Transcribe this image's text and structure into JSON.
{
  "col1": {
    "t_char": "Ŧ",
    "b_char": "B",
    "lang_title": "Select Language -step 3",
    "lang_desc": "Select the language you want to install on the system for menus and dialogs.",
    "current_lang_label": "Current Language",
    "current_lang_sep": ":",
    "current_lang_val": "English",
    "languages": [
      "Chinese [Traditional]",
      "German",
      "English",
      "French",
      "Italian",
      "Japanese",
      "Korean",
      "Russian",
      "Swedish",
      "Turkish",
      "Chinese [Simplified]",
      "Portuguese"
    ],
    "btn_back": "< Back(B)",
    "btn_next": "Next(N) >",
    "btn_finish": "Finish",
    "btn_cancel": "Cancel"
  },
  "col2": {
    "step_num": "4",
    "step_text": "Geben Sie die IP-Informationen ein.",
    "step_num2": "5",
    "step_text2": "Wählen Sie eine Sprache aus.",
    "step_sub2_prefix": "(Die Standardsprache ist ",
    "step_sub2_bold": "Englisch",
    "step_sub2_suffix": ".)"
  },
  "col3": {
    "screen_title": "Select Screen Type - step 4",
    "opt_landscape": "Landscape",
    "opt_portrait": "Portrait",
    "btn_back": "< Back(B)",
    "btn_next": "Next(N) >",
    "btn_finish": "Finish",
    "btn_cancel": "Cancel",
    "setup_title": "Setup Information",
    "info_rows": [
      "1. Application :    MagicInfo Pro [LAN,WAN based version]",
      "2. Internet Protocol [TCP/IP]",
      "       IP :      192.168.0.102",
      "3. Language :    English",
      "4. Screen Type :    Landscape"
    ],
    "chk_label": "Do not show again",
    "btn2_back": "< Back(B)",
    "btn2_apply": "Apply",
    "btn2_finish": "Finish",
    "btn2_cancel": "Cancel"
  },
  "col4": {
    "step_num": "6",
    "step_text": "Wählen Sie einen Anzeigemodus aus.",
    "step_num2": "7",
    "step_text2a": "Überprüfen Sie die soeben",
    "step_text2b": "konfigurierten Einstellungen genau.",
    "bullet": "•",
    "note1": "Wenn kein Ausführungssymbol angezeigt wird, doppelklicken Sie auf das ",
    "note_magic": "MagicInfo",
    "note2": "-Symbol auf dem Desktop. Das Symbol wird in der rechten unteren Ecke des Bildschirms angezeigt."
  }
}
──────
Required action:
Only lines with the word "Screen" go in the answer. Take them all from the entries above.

Written solution:
    "screen_title": "Select Screen Type - step 4",
      "4. Screen Type :    Landscape"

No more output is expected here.